he Nicaraguan village of Boca de la Montana ap-pears remote and deso-late in an image captured fromspace by a satellite; hardly theplace for a hard-earned vaca-tion. But more than a dozen Ye-shiva University (YU) students,accompanied by Rabbi Yosef Blau, mashgiach ruchani of theYU-aliated Rabbi Isaac El-chanan Theological Seminary(RIETS), visited Nicaragua dur-ing their winter break to help laythe foundation for a new librarythere. YU students were intro-duced to the community twoyears ago when they worked onthe construction of the road andbridge to the school complex.“I think it’s an importantpart of our student’s education,that they interact with others andtake responsibility,” Rabbi Blausaid. “The intellectual experi-ence in school, while the essenceof what we are, does not automat-ically translate to life. This is away of translating the values thatwe learn into actual experiences,and doing so while contributing and not just watching.”Other YU students par-ticipated in Jewish Life Coastto Coasta trip to Richmond,Charleston, Jacksonville andSouth Floridaduring whichthey analyzed how individualscan become active and make adierence in North America’sdiverse Jewish communities.“Watching our studentsengage with the Jewish commu-nity of Richmond was exciting,”said Rabbi Kenneth Brander, theDavid Mitzner Dean of YeshivaUniversity’s Center for the Jew-ish Future (CJF). “They inter-acted with Jews of all ages andall backgrounds. In the processof inspiring the communitiesthey encountered, our studentswere transformed.”Coast-to-Coast and the Ni-caragua mission were among seven experiential learning trips organized this winter bythe CJF. Others included a hu-manitarian mission to Mexico;Project Kharkov, a two-weekprogram aimed at gaining rst-hand understanding of the wel-fare challenges and identitycrises facing Ukrainian Jewry;QUEST II, a leadership pro-gram that helped former GushKatif residents rebuild theirlives in the desert communityof Halutza; and “A Place CalledHome,” during which studentstraveled across Israel for a week,exploring what it means to cre-ate a national home for the Jew-ish people. Throughout “A PlaceCalled Home,” students engagedIsraelis on kibbutzim, in develop-ment towns, immigrant villages,towns in Judea and Samaria,and religious and secular com-munities.

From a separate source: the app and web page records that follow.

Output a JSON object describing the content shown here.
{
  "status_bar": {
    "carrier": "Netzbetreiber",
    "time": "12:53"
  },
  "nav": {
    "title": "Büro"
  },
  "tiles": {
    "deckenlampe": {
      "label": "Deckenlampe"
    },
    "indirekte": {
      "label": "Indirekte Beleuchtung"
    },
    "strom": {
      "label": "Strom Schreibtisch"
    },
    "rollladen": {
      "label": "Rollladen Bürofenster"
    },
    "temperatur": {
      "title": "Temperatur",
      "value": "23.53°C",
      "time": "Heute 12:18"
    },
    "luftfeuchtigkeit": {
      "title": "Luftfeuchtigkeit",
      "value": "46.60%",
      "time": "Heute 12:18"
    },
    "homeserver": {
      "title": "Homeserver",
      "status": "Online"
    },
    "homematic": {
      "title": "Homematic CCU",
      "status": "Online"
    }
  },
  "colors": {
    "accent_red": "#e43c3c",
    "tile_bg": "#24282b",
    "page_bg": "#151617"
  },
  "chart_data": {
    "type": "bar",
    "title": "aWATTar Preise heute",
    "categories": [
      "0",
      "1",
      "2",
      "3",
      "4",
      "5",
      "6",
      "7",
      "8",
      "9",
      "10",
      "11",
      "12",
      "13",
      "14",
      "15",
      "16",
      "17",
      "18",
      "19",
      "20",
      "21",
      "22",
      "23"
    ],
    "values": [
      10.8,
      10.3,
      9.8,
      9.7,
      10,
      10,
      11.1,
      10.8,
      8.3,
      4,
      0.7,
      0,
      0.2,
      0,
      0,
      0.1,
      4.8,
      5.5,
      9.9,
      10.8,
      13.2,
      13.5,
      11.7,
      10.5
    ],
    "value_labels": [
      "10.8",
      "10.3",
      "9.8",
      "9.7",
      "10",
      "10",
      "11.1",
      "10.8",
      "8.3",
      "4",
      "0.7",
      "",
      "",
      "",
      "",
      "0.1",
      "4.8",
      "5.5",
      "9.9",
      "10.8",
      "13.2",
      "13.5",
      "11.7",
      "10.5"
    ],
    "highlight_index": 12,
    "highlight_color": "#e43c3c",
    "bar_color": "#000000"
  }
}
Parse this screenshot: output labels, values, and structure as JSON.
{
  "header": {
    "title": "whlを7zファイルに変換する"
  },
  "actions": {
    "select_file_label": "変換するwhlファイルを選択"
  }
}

These compelling ex-periences forced students toexamine their shared existen-tial dilemma of loyalty to both abirthplace and a homeland.The trip also introduced thestudents to “some of the complexsocial issues of the State of Is-rael,” said Rabbi Yaakov Neuber-ger, a rosh yeshiva at RIETS whois also a congregational rabbi atBeth Abraham in Bergeneld,NJ. “Specically, this group wasintroduced to the issue of thedisengagement from Gaza in away that they were not aware of before. These programs are veryvaluable and should be attendedby anyone planning to go intorabbanus [the rabbinate] or chi-nuch [Jewish education].”The programming and in-stitutional partners that madethese missions possible for hun-dreds of our students include:American Jewish Joint Distri-bution Committee, AmericanJewish World Service, the Eck-stein Family, Jim Joseph Foun-dation, Jewish National Fund,and Repair the World.
Seeking Solutions: YU Takes Lead
Continued from Page 1
A Place Called Home participants visited a greenhouse in Kfar Maimon, Israel,learning about cutting- edge agricultural methods used in Gush Katif. Fromleft: Atara Burian, Tova Schi, Marnina Sherman, Orah Jooyandehnik andMalkie Krieger.
Missions Across Israel,Ukraine and North andSouth America